This stupidity is what makes me mad over religion No doubt about it. A single anecdotal account that may or may not be true is grounds to pass judgment on and condemn all religion. Is that logical? Rational? Reasonable? Not so much

KenV
27th Oct 2016, 15:44
Hell yeah. See if they've a sense of humour? http://cdn.pprune.org/images/smilies/wibble.gifAnd if they don't? That's like poking a 12 foot crocodile while standing in 6 ft of water to see "if it has a sense of humor." http://cdn.pprune.org/images/smilies/wibble.gif Probably not the best idea.

Stan Woolley
27th Oct 2016, 18:44
And if they don't? That's like poking a 12 foot crocodile while standing in 6 ft of water to see "if it has a sense of humor." Probably not the best idea.

Do you think God has a sense of humour Ken?

Arm out the window
28th Oct 2016, 11:40
Why would an all caring God want Abraham to murder his son? thats unGodlike


Why? The answer to your query is in the fifth word of the account "Some time later God tested Abraham."


Well, if that was the case, I would be choosing my son over anything and taking the consequences, no matter what the stupid bloody test scenario. Further to AC's questions, would any of you guys do any different, seriously?

pulse1
28th Oct 2016, 12:24
Further to AC's questions, would any of you guys do any different, seriously?

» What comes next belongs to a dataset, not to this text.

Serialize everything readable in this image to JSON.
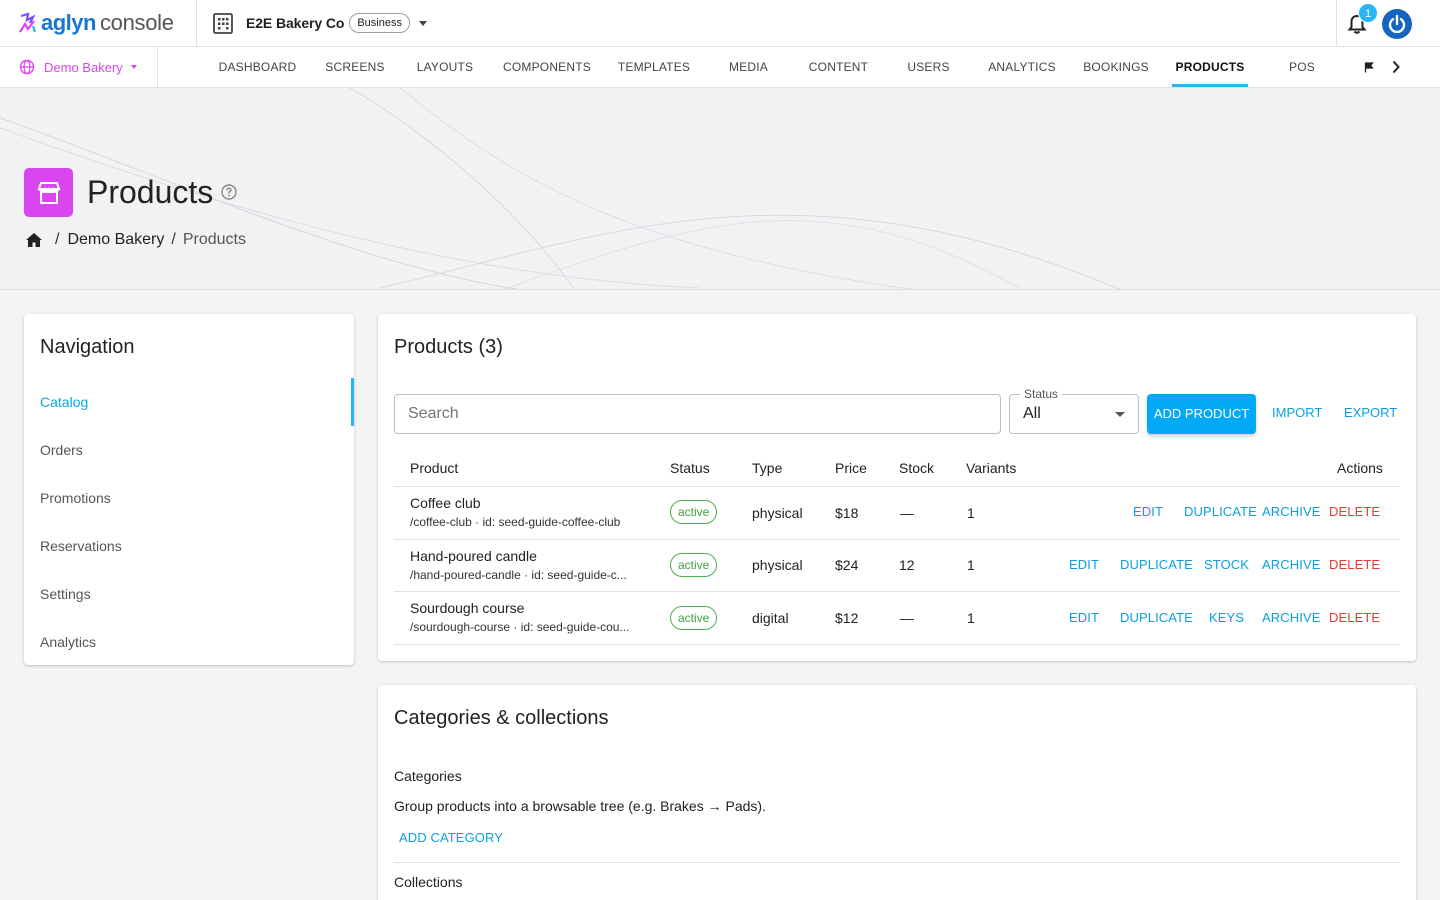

In reality, no I wouldn't. But there are countless people who have demonstrated the courage and faith to do things I wouldn't be able to do. I suspect (hope?) that those of whom God demands much are also given much. I am afraid that the little faith that most of us have falters at a much lower level than that. Usually at the level of being genuinely nice to someone you can't stand.

Arm out the window
28th Oct 2016, 13:18
But there are countless people who have demonstrated the courage and faith to do things I wouldn't be able to do.

Are you trying to say that it would be a virtue to kill your son if God told you to?

Blacksheep
28th Oct 2016, 13:28
I guess if 'God' told me to kill my son I'd do it.
Paranoia is a strange mental disorder.

It's a bit like burning bushes talking to you when you're doing a bit of gardening and you end up wandering in the wilderness for forty years...

pulse1
28th Oct 2016, 14:24
Are you trying to say that it would be a virtue to kill your son if God told you to?

It would seem to be a virtue to trust God. The problem for us is that we can only see things from our own very limited perspective. As it turned out, Abraham did not have to kill his son but his willingness to trust God that far gave him a unique and vital credibility before the people he led.

GearDown&Locked
28th Oct 2016, 14:35
Do you think God has a sense of humour Ken?

When it comes to testing, humour doesn't really come into play.

Stan Woolley
28th Oct 2016, 14:40
When it comes to testing, humour doesn't really come into play.

What do you mean by 'testing'?